= EXTRACTED MATERIAL =
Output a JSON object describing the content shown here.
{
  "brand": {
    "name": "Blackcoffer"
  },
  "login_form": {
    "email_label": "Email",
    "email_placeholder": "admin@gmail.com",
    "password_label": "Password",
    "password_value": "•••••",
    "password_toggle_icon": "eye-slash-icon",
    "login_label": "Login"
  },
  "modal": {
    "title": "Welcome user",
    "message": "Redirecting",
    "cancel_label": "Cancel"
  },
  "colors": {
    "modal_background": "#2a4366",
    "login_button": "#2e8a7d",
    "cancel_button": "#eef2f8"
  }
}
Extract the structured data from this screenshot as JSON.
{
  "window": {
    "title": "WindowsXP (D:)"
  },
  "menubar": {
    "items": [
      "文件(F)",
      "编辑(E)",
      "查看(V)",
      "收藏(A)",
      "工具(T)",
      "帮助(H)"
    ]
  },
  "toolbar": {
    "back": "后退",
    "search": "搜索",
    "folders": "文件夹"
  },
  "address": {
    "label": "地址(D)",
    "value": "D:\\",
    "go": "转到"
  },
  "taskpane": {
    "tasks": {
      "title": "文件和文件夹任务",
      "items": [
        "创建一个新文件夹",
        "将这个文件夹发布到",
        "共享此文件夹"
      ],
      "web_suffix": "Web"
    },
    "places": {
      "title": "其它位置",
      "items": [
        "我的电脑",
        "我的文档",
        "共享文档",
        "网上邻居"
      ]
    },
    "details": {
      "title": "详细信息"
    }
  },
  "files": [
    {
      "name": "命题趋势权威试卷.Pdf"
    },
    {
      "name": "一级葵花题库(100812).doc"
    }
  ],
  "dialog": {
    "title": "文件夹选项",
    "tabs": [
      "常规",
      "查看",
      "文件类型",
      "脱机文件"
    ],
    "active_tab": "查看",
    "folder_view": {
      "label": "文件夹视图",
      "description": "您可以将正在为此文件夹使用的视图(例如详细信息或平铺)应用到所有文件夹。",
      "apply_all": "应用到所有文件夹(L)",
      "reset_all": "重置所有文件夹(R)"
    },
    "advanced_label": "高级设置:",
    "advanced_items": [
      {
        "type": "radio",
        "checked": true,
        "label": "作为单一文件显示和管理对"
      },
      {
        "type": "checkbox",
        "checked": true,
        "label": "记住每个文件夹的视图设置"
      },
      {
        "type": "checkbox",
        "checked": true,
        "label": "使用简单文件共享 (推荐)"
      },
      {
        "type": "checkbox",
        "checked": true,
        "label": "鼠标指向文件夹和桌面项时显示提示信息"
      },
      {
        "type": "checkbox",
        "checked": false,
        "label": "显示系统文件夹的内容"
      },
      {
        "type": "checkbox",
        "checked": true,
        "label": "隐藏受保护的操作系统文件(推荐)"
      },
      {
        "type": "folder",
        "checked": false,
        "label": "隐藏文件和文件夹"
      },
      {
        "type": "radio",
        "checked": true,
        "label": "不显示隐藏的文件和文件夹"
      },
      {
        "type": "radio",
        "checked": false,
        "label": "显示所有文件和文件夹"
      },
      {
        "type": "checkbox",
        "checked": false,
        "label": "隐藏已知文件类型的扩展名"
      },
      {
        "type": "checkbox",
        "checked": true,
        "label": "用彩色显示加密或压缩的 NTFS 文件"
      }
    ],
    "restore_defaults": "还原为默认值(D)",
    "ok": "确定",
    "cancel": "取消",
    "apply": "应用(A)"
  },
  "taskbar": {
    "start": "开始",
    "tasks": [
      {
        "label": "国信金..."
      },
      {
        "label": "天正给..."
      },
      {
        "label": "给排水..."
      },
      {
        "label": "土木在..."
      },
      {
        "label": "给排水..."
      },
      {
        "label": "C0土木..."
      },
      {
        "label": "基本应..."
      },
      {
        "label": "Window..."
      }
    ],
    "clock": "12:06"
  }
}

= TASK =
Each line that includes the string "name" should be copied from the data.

= RESPONSE TO THIS EXERCISE =
    "name": "Blackcoffer"
      "name": "命题趋势权威试卷.Pdf"
      "name": "一级葵花题库(100812).doc"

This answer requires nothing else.